(Stored entries)

-- Opening Marker --

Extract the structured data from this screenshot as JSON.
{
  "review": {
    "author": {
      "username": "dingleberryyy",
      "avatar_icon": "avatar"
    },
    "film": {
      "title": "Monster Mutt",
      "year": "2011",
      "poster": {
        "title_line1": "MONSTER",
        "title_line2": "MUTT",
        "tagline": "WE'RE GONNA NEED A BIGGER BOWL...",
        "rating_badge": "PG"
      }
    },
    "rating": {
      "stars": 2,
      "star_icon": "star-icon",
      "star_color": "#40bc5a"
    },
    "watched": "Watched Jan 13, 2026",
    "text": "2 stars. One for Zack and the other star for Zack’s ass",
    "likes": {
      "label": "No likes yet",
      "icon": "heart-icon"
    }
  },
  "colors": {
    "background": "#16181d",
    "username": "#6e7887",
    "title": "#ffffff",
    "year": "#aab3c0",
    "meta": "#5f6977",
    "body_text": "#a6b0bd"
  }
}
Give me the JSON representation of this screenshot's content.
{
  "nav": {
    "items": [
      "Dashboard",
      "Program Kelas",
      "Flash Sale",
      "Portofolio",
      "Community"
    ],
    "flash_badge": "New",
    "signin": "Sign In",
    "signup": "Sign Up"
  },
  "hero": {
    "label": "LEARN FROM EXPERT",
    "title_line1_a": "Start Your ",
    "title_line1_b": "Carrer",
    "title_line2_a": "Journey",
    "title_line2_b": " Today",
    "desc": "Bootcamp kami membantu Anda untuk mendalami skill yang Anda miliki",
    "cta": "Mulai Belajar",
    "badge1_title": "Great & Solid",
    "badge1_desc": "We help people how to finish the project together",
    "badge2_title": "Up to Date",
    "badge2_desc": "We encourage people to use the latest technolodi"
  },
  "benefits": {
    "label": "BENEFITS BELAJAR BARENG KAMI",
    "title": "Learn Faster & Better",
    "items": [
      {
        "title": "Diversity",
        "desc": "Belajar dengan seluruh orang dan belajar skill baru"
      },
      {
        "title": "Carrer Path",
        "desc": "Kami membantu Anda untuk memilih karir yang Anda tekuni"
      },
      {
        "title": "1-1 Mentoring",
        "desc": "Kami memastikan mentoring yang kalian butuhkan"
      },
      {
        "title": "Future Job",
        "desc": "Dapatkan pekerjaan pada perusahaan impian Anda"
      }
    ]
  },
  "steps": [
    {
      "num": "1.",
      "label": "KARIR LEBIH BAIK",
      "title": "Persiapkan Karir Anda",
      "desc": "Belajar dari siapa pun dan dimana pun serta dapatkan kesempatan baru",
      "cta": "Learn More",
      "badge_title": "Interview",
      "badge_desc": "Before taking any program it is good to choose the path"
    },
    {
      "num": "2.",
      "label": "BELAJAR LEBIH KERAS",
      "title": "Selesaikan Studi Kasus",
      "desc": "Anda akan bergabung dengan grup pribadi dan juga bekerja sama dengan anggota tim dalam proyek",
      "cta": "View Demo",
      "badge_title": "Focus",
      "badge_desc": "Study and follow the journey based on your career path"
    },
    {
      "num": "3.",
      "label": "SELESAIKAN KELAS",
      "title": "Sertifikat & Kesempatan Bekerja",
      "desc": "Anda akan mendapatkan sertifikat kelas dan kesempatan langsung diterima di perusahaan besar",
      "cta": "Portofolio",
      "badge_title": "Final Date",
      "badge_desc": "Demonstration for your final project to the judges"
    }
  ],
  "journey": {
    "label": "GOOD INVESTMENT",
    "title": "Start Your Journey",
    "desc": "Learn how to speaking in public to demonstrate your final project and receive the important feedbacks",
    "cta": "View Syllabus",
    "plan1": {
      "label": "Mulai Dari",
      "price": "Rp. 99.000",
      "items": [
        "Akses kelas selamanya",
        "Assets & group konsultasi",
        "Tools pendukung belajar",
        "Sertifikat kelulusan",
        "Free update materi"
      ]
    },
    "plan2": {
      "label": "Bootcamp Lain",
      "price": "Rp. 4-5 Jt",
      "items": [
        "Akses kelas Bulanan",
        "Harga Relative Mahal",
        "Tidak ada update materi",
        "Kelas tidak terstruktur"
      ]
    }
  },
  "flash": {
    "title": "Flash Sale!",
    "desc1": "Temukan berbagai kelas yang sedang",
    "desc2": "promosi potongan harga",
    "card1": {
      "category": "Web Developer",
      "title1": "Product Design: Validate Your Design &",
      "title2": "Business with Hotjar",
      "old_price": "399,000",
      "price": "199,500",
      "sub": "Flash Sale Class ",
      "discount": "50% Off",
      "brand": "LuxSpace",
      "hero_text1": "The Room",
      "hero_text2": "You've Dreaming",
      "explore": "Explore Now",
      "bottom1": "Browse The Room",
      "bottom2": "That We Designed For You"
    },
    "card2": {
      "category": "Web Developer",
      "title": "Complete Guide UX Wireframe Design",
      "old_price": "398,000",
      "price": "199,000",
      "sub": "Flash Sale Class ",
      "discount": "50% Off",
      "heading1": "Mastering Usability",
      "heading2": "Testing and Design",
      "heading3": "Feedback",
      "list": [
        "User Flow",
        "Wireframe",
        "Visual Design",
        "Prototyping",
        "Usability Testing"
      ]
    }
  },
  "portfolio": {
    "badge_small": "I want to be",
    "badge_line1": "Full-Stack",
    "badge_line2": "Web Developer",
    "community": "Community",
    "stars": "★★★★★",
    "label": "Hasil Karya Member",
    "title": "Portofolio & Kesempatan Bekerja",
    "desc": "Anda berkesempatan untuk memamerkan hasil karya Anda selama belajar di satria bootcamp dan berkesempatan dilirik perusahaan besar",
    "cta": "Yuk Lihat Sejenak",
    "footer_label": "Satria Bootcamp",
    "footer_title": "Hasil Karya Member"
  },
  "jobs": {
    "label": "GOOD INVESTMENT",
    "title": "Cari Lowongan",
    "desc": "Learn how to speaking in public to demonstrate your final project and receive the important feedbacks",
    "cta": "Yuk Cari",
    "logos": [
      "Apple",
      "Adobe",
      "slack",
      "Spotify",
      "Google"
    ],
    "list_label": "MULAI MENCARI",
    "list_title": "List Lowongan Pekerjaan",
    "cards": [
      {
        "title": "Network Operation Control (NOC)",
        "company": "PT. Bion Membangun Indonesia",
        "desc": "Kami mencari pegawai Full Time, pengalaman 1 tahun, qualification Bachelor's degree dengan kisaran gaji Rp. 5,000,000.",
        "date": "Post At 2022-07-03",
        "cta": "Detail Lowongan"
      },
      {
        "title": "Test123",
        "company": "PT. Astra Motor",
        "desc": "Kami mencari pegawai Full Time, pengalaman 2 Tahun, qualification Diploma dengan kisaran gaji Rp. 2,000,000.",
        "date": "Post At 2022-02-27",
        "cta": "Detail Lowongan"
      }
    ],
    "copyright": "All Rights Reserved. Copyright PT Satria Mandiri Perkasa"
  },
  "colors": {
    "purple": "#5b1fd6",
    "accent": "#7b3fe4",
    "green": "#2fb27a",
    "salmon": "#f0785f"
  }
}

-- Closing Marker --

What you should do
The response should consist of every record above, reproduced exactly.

Reply
Extract the structured data from this screenshot as JSON.
{
  "review": {
    "author": {
      "username": "dingleberryyy",
      "avatar_icon": "avatar"
    },
    "film": {
      "title": "Monster Mutt",
      "year": "2011",
      "poster": {
        "title_line1": "MONSTER",
        "title_line2": "MUTT",
        "tagline": "WE'RE GONNA NEED A BIGGER BOWL...",
        "rating_badge": "PG"
      }
    },
    "rating": {
      "stars": 2,
      "star_icon": "star-icon",
      "star_color": "#40bc5a"
    },
    "watched": "Watched Jan 13, 2026",
    "text": "2 stars. One for Zack and the other star for Zack’s ass",
    "likes": {
      "label": "No likes yet",
      "icon": "heart-icon"
    }
  },
  "colors": {
    "background": "#16181d",
    "username": "#6e7887",
    "title": "#ffffff",
    "year": "#aab3c0",
    "meta": "#5f6977",
    "body_text": "#a6b0bd"
  }
}
Give me the JSON representation of this screenshot's content.
{
  "nav": {
    "items": [
      "Dashboard",
      "Program Kelas",
      "Flash Sale",
      "Portofolio",
      "Community"
    ],
    "flash_badge": "New",
    "signin": "Sign In",
    "signup": "Sign Up"
  },
  "hero": {
    "label": "LEARN FROM EXPERT",
    "title_line1_a": "Start Your ",
    "title_line1_b": "Carrer",
    "title_line2_a": "Journey",
    "title_line2_b": " Today",
    "desc": "Bootcamp kami membantu Anda untuk mendalami skill yang Anda miliki",
    "cta": "Mulai Belajar",
    "badge1_title": "Great & Solid",
    "badge1_desc": "We help people how to finish the project together",
    "badge2_title": "Up to Date",
    "badge2_desc": "We encourage people to use the latest technolodi"
  },
  "benefits": {
    "label": "BENEFITS BELAJAR BARENG KAMI",
    "title": "Learn Faster & Better",
    "items": [
      {
        "title": "Diversity",
        "desc": "Belajar dengan seluruh orang dan belajar skill baru"
      },
      {
        "title": "Carrer Path",
        "desc": "Kami membantu Anda untuk memilih karir yang Anda tekuni"
      },
      {
        "title": "1-1 Mentoring",
        "desc": "Kami memastikan mentoring yang kalian butuhkan"
      },
      {
        "title": "Future Job",
        "desc": "Dapatkan pekerjaan pada perusahaan impian Anda"
      }
    ]
  },
  "steps": [
    {
      "num": "1.",
      "label": "KARIR LEBIH BAIK",
      "title": "Persiapkan Karir Anda",
      "desc": "Belajar dari siapa pun dan dimana pun serta dapatkan kesempatan baru",
      "cta": "Learn More",
      "badge_title": "Interview",
      "badge_desc": "Before taking any program it is good to choose the path"
    },
    {
      "num": "2.",
      "label": "BELAJAR LEBIH KERAS",
      "title": "Selesaikan Studi Kasus",
      "desc": "Anda akan bergabung dengan grup pribadi dan juga bekerja sama dengan anggota tim dalam proyek",
      "cta": "View Demo",
      "badge_title": "Focus",
      "badge_desc": "Study and follow the journey based on your career path"
    },
    {
      "num": "3.",
      "label": "SELESAIKAN KELAS",
      "title": "Sertifikat & Kesempatan Bekerja",
      "desc": "Anda akan mendapatkan sertifikat kelas dan kesempatan langsung diterima di perusahaan besar",
      "cta": "Portofolio",
      "badge_title": "Final Date",
      "badge_desc": "Demonstration for your final project to the judges"
    }
  ],
  "journey": {
    "label": "GOOD INVESTMENT",
    "title": "Start Your Journey",
    "desc": "Learn how to speaking in public to demonstrate your final project and receive the important feedbacks",
    "cta": "View Syllabus",
    "plan1": {
      "label": "Mulai Dari",
      "price": "Rp. 99.000",
      "items": [
        "Akses kelas selamanya",
        "Assets & group konsultasi",
        "Tools pendukung belajar",
        "Sertifikat kelulusan",
        "Free update materi"
      ]
    },
    "plan2": {
      "label": "Bootcamp Lain",
      "price": "Rp. 4-5 Jt",
      "items": [
        "Akses kelas Bulanan",
        "Harga Relative Mahal",
        "Tidak ada update materi",
        "Kelas tidak terstruktur"
      ]
    }
  },
  "flash": {
    "title": "Flash Sale!",
    "desc1": "Temukan berbagai kelas yang sedang",
    "desc2": "promosi potongan harga",
    "card1": {
      "category": "Web Developer",
      "title1": "Product Design: Validate Your Design &",
      "title2": "Business with Hotjar",
      "old_price": "399,000",
      "price": "199,500",
      "sub": "Flash Sale Class ",
      "discount": "50% Off",
      "brand": "LuxSpace",
      "hero_text1": "The Room",
      "hero_text2": "You've Dreaming",
      "explore": "Explore Now",
      "bottom1": "Browse The Room",
      "bottom2": "That We Designed For You"
    },
    "card2": {
      "category": "Web Developer",
      "title": "Complete Guide UX Wireframe Design",
      "old_price": "398,000",
      "price": "199,000",
      "sub": "Flash Sale Class ",
      "discount": "50% Off",
      "heading1": "Mastering Usability",
      "heading2": "Testing and Design",
      "heading3": "Feedback",
      "list": [
        "User Flow",
        "Wireframe",
        "Visual Design",
        "Prototyping",
        "Usability Testing"
      ]
    }
  },
  "portfolio": {
    "badge_small": "I want to be",
    "badge_line1": "Full-Stack",
    "badge_line2": "Web Developer",
    "community": "Community",
    "stars": "★★★★★",
    "label": "Hasil Karya Member",
    "title": "Portofolio & Kesempatan Bekerja",
    "desc": "Anda berkesempatan untuk memamerkan hasil karya Anda selama belajar di satria bootcamp dan berkesempatan dilirik perusahaan besar",
    "cta": "Yuk Lihat Sejenak",
    "footer_label": "Satria Bootcamp",
    "footer_title": "Hasil Karya Member"
  },
  "jobs": {
    "label": "GOOD INVESTMENT",
    "title": "Cari Lowongan",
    "desc": "Learn how to speaking in public to demonstrate your final project and receive the important feedbacks",
    "cta": "Yuk Cari",
    "logos": [
      "Apple",
      "Adobe",
      "slack",
      "Spotify",
      "Google"
    ],
    "list_label": "MULAI MENCARI",
    "list_title": "List Lowongan Pekerjaan",
    "cards": [
      {
        "title": "Network Operation Control (NOC)",
        "company": "PT. Bion Membangun Indonesia",
        "desc": "Kami mencari pegawai Full Time, pengalaman 1 tahun, qualification Bachelor's degree dengan kisaran gaji Rp. 5,000,000.",
        "date": "Post At 2022-07-03",
        "cta": "Detail Lowongan"
      },
      {
        "title": "Test123",
        "company": "PT. Astra Motor",
        "desc": "Kami mencari pegawai Full Time, pengalaman 2 Tahun, qualification Diploma dengan kisaran gaji Rp. 2,000,000.",
        "date": "Post At 2022-02-27",
        "cta": "Detail Lowongan"
      }
    ],
    "copyright": "All Rights Reserved. Copyright PT Satria Mandiri Perkasa"
  },
  "colors": {
    "purple": "#5b1fd6",
    "accent": "#7b3fe4",
    "green": "#2fb27a",
    "salmon": "#f0785f"
  }
}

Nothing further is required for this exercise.